On exhibit through May 29th
This exhibit is a tribute to Grupo Antillano (1978-1983), a forgotten visual arts and cultural movement that privileged the importance of Africa and Afro-Caribbean influences in the formation of the Cuban nation.
During its five years of existence, Grupo Antillano articulated a new vision of Cuban culture through the visual arts. This vision was popular, radical, Caribbean, Maroon, African, revolutionary. As the founding manifesto of the Group claims, they did not want to promote a new artistic concept, but rather sought to highlight the centrality of Africa in Cuban culture and to debunk dominant narratives that equated Cuban progress and modernity with European influences. They valiantly opposed the persistent belief, supported by vast sectors of the Cuban bureaucracy in the 1970s, that Afro-Cuban religious practices were backward, primitive and grotesque--a "remnant of the past," as they were frequently described at the time. Cuba, Grupo Antillano proclaimed, was quintessentially an Afro-Caribbean nation. Cuban modernity was anchored in the knowledge, the aesthetics, the cultures and the sweat and blood of the African peoples. "We are not interested in other worlds," their foundational manifesto asserted.

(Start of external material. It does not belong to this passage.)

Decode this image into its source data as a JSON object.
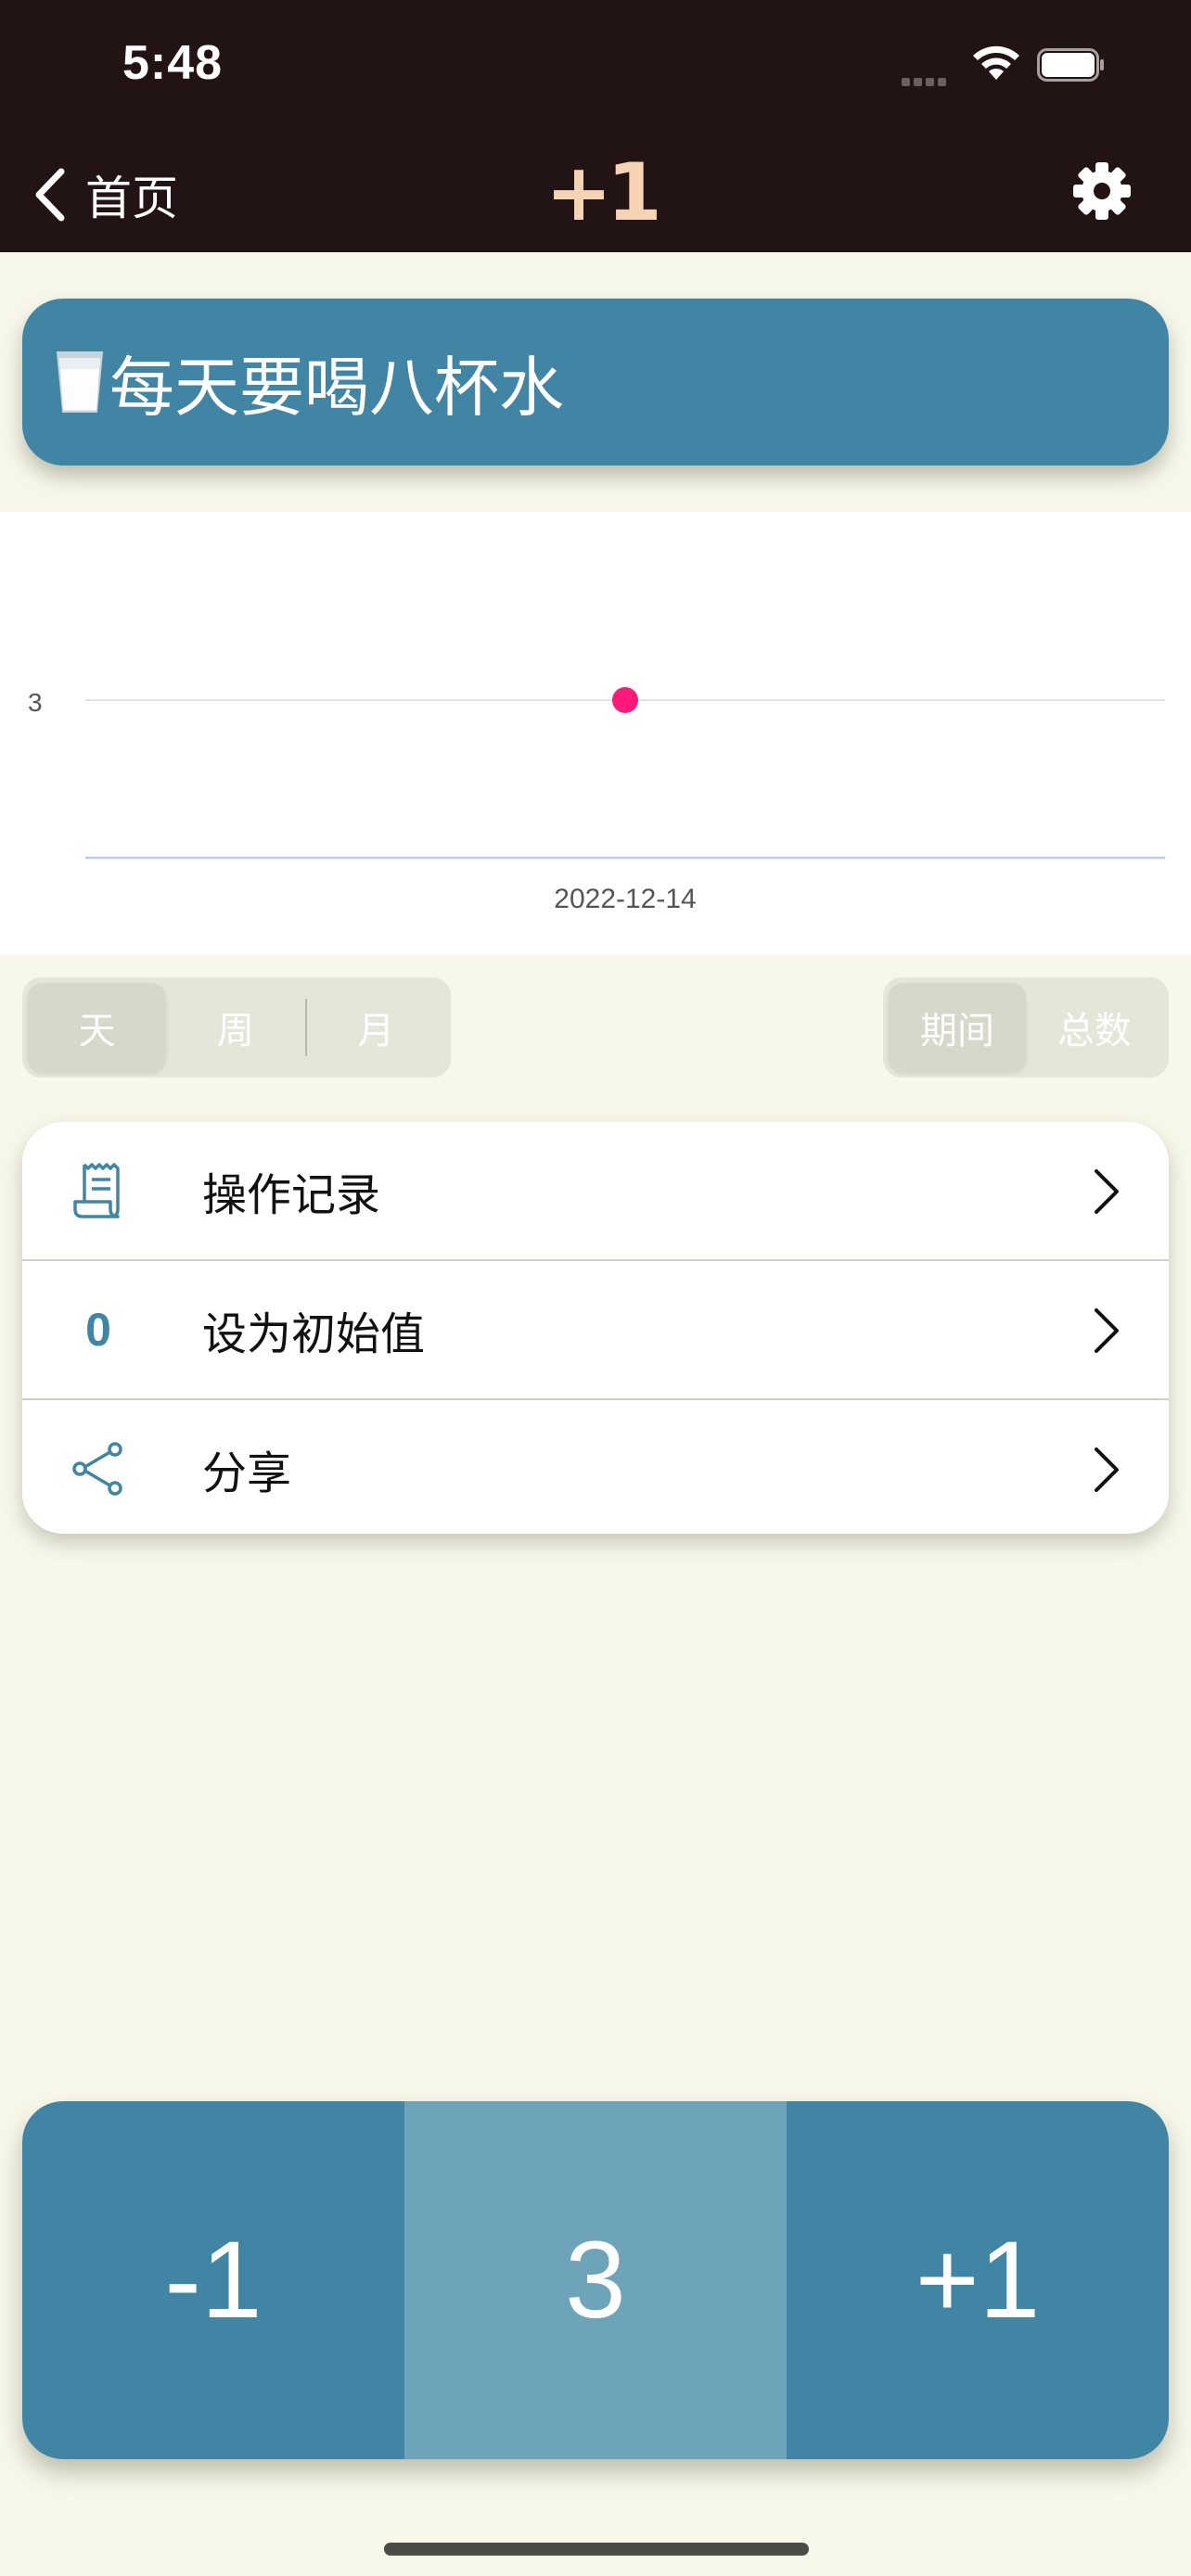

The art of Grupo Antillano belongs to a long tradition of Caribbean resistance and cultural assertion. It is part of what Haitian writer René Depestre described as the African slaves' “prodigious effort at legitimate defense” and "ideological cimarronaje" (from "cimarrón" or runaway slave) by which they managed to recreate their pasts and cultures in the new world.
In an article published in the mid-19th century, a medical doctor in a Louisiana plantation described a new disease among slaves. The most visible symptom of this disease, called drapetomania, was an irrepressible and pathological urge to flee and to be free. A form of resistance practiced by African slaves since the beginnings of European colonization in the Americas was transformed into a psychiatric disease, a deviation of the natural order.
It is thanks to the work of a large number of Caribbean intellectuals--like those involved in this exhibit--that what was described by the racist pseudo-science of the 19th century as an expression of disorder became a symbol of rebellion and resistance against European colonial oppression--the foundations of a new order. In the twentieth century, Caribbean thinkers such as Aimé Césaire, René Dépestre, Edward Kamau Brathwaite and Édouard Glissant conceptualized cimarronaje as an expression of cultural resistance and as a central feature of Caribbean identity. It is in this tradition of identity-building and Caribbean assertiveness that the work of Grupo Antillano needs to be analyzed. Founded by sculptor and engraver Rafael Queneditt Morales, Grupo Antillano's foundational manifesto stated clearly that they wanted to recreate the Caribbean and African foundations of an authentic Cuban culture. They also made clear that, to them, Africa was a lively and vital cultural reference, not a dead historical heritage. Fortunately, as Édouard Glissant once stated, the runaway slaves' indomitable resistance is still with us. Fortunately, we have that history, our history, the history that Grupo Antillano tried to reconstruct and to tell.